Then with clothes as tidy as could be achieved, the six trooped up to the barbican and were readily admitted, having the Steward’s ring as token. Within an hour, they were ushered into the Lady’s audience chamber, a pleasant panelled room where warm daylight came from several long windows. As they were fed and watered the lads eyed the Lady surreptitiously or boldly as their natures dictated. A typically Zingaran elegance was evident about her delicate olive complexion, raven tresses and sparkling dark eyes. Even though possibly ten years older than the oldest of the company, her beauty did not fail to move them.
Once the servants had withdrawn, the Lady explained the delicate mission for which she asked their aid. Thirteen years ago, before her marriage, she had had a lover and a male child had been born. To avoid scandal she had kept the birth secret and the child had been sent away with an old family nurse, into Poitain.
Four years ago her lord died leaving her alone to rule the estate. This was challenged, mainly by neighbouring Sapira though also by Kova to the south. The dispute over the river-port, in which the death of the Justiciar had been such an unlucky turn, was an example of this.
Some time ago word reached her that Sapira had learnt of the affair, found the child and were thinking to use him against her. Now, with her husband gone and mourning over, she thought to rescue the child and return him to his place as her rightful son. Hearing of the company as resourceful rescuers, she sought their aid in the matter.

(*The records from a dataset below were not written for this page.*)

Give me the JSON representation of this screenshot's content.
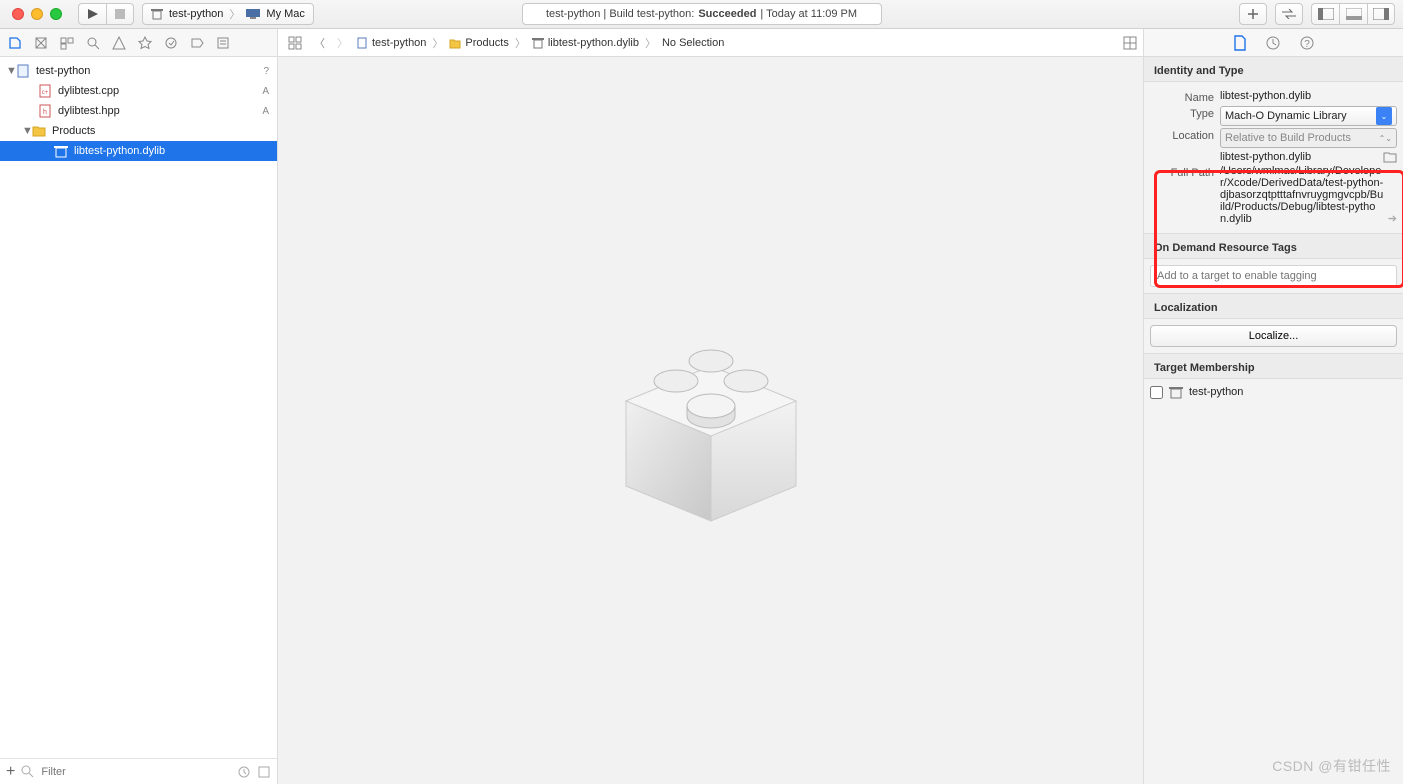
{
  "toolbar": {
    "scheme": {
      "project": "test-python",
      "destination": "My Mac"
    },
    "activity": {
      "prefix": "test-python | Build test-python:",
      "status": "Succeeded",
      "suffix": "| Today at 11:09 PM"
    }
  },
  "navigator": {
    "items": [
      {
        "name": "test-python",
        "kind": "project",
        "badge": "?"
      },
      {
        "name": "dylibtest.cpp",
        "kind": "cpp",
        "badge": "A"
      },
      {
        "name": "dylibtest.hpp",
        "kind": "hpp",
        "badge": "A"
      },
      {
        "name": "Products",
        "kind": "folder"
      },
      {
        "name": "libtest-python.dylib",
        "kind": "dylib"
      }
    ],
    "filter_placeholder": "Filter"
  },
  "breadcrumb": {
    "items": [
      "test-python",
      "Products",
      "libtest-python.dylib",
      "No Selection"
    ]
  },
  "inspector": {
    "identity_header": "Identity and Type",
    "name_label": "Name",
    "name_value": "libtest-python.dylib",
    "type_label": "Type",
    "type_value": "Mach-O Dynamic Library",
    "location_label": "Location",
    "location_value": "Relative to Build Products",
    "location_file": "libtest-python.dylib",
    "fullpath_label": "Full Path",
    "fullpath_value": "/Users/wmlmac/Library/Developer/Xcode/DerivedData/test-python-djbasorzqtptttafnvruygmgvcpb/Build/Products/Debug/libtest-python.dylib",
    "odr_header": "On Demand Resource Tags",
    "odr_placeholder": "Add to a target to enable tagging",
    "loc_header": "Localization",
    "loc_button": "Localize...",
    "target_header": "Target Membership",
    "target_name": "test-python"
  },
  "watermark": "CSDN @有钳任性"
}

There was little she could tell them as to their starting-point, other than that the nearby charter town seemed to be the place the boy had ended up: as opposed to the Sapira estate itself. Her factor, who represented Dimas in the town, could perhaps be of assistance.
As soon as the six had finished asking relevant questions they were shown out and met to discuss terms with the steward. To their delight, very serious money – twenty pounds of silver each, half payable in advance – was offered. The steward however had little detail to add. The factor’s name was Ya Pasha, the town was under Aquilonian royal charter, and probably had its own laws. Wine and grain were the chief trade goods. A ferry ran across the Shirki there to Poitain.
The lads compared notes, and deciding that the Lady was genuine in wanting her son returned alive – though it seemed to them she held scant hope of their succeeding – they accepted, and went forth on their new quest.